A gay theatrical and motion picture actor, Alexander Kirkland became smitten with theater as an undergraduate at Princeton. Upon graduation, he enrolled for a term in the American Academy of Dramatic Art in New York City. He signed on with the Theatre Guild and appeared filling minor roles in "He Who Gets Slapped," and "R.U.R."
At this juncture Eva Le Gallienne's enlisted him into circle of gay and lesbian confreres where he played in "Sandro Botticelli." He was signed by manager Stuart Walker and replaced leading man Gregory Kelly in "Seventeen." In the mid-1920s he worked in Detroit playing in and co-managing the Garrick Theater there. In 1927 La Gallienne brought him east to play in "Cradle Song" (1927).
The great stroke of his early career was founding the Berkshire playhouse at Stockbridge, Massachusetts, in 1928 for the performance of artistic plays during the summer. Later that year Kirkland created one of his most artistic roles, Lightfoot, a poetic young inventor, in the Theatre Guild's rendering of "Wings Over Europe." As the Stockbridge Players gained greater fame each summer with their daring mix of new plays and reimaginings of repertory classics, Kirkland's time was increasingly absorbed in arranging the Berkshire Theater's activities.
Because of the press of demands, he chose to go into motion pictures for three years, playing in a range of films including "Tarnished Lady" (1931) and "Strange Interlude" (1932), while producing and acting in Berkshire in the summer. In autumn 1933 he turned again to theatrical work, associating with Lee Strasburg and the Group Theatre in their hit play, "Men in White." He would act in most of the important Group Theatre productions of the mid-1930s. Yet his most important performance in the 1930s may have been in Otto Preminger's revival of "Outward Bound" in 1938, an experiment in unconventional dramaturgy.
Kirkland in the 1920s appeared youthful and clever in his roles. In the 1930s there was a febrile edge to his performances that made him sometimes seem to embody the anxiety of the Depression, yet he had a decided talent for comedy, and surprised his contemporaries with his zaniness. In the 1950s he played in television's early drama omnibus programs, and had a final movie role in 1956's "A Face in the Crowd."

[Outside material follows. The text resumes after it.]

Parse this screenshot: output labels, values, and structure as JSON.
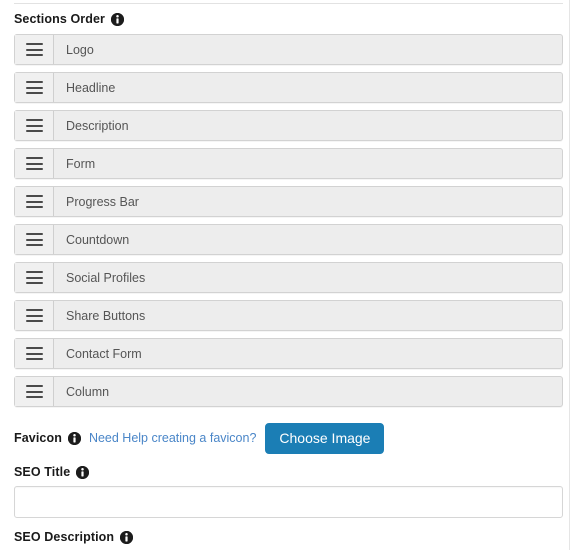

He was married twice, including a stint with Gypsy Rose Lee, but these can be described as exercises in socially acceptable heteronormativity. The truth of his sexual orientation is better revealed in Forman Brown's 1933 gay romance, Better Angel. David S. Shields/ALS